Which lines of the records contain the word "this"? Copy each one.

+ + + + + + +

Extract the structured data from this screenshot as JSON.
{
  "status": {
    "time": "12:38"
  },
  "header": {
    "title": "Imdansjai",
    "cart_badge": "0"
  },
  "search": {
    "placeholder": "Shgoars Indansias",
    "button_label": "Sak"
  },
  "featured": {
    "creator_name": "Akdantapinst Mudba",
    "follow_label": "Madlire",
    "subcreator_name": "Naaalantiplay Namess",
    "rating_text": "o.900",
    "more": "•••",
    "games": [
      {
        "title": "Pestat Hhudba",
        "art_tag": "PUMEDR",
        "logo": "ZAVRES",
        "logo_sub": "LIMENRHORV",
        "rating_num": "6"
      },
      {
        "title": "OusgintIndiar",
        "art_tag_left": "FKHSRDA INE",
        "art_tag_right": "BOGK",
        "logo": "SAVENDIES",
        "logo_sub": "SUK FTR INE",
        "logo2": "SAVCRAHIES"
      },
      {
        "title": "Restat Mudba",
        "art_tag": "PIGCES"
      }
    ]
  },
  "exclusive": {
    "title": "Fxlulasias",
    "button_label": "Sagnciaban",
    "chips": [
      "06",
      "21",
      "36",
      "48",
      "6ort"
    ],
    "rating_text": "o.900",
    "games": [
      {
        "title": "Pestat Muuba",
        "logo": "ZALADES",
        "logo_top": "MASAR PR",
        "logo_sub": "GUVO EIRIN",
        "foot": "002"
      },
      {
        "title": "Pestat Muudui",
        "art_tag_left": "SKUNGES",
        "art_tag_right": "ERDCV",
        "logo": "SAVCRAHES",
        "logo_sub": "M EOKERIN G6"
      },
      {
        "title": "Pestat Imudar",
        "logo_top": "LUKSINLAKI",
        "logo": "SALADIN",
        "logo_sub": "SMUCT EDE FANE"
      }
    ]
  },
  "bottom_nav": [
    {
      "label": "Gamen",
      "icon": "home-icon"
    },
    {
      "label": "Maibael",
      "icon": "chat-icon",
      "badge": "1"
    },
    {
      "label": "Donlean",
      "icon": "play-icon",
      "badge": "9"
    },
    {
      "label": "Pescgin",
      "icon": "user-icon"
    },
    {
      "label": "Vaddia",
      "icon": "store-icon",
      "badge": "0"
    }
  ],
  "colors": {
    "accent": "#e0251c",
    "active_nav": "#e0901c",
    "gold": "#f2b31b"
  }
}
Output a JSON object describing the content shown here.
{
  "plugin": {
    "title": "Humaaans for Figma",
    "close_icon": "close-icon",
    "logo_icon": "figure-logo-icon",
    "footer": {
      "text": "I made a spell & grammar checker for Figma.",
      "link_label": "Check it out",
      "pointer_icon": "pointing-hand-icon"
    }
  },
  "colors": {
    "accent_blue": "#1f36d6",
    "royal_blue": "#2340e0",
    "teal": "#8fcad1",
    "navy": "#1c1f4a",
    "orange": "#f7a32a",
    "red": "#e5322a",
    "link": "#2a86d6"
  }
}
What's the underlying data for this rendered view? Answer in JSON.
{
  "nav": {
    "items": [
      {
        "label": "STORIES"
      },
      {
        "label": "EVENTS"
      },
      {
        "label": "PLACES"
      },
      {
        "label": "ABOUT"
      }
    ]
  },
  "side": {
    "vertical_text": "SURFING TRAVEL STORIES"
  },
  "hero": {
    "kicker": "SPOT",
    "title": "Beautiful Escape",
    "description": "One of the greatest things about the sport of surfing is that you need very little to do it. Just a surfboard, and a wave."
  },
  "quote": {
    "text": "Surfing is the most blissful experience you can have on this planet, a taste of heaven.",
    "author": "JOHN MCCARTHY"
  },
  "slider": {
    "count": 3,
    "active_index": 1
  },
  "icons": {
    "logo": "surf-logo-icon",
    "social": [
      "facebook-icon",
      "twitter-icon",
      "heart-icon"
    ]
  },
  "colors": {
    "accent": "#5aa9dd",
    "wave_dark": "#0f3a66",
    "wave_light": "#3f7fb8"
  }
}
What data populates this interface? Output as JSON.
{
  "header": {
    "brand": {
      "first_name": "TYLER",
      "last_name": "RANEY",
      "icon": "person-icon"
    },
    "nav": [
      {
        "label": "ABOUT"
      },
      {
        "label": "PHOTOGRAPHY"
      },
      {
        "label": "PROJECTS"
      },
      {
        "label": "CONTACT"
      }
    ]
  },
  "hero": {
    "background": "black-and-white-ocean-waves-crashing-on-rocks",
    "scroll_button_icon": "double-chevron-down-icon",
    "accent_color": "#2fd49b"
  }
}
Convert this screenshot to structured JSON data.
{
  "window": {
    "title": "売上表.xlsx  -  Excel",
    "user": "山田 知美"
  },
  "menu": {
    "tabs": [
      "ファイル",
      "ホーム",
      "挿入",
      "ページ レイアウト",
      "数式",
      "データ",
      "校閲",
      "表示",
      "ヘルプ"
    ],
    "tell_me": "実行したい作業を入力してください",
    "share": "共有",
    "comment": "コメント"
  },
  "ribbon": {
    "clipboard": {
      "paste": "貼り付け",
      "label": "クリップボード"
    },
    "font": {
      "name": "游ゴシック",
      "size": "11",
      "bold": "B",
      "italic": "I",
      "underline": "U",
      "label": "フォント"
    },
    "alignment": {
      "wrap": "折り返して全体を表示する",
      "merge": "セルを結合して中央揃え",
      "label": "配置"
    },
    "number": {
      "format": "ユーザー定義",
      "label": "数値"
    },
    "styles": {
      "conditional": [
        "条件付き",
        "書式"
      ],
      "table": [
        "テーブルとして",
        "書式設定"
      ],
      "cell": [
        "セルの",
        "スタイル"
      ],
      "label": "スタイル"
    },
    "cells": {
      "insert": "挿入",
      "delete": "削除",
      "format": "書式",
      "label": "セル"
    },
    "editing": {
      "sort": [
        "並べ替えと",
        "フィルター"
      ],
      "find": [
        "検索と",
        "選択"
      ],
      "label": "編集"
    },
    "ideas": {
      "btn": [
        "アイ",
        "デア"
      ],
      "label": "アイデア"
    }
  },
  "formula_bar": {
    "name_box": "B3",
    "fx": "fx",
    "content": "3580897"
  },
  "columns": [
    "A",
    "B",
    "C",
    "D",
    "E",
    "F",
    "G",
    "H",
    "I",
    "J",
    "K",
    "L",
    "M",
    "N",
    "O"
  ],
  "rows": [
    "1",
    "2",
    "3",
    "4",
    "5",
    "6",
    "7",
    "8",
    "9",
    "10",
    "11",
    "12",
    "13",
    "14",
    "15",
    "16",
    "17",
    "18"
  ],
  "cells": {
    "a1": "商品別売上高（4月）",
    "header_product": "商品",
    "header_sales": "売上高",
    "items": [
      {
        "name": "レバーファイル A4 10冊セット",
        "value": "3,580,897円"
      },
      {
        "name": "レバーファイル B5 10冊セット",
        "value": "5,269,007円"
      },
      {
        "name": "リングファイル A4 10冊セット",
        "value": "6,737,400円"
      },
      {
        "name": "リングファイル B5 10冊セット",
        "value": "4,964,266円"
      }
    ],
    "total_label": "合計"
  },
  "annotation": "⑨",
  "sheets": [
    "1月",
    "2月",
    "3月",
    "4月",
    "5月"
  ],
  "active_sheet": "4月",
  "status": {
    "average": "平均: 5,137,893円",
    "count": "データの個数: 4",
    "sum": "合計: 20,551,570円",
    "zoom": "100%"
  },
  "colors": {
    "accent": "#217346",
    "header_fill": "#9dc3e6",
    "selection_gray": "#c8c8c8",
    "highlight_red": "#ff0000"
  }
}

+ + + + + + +

§ TASK ANSWER
Extract the structured data from this screenshot as JSON.
What's the underlying data for this rendered view? Answer in JSON.
    "text": "Surfing is the most blissful experience you can have on this planet, a taste of heaven.",
What data populates this interface? Output as JSON.
Convert this screenshot to structured JSON data.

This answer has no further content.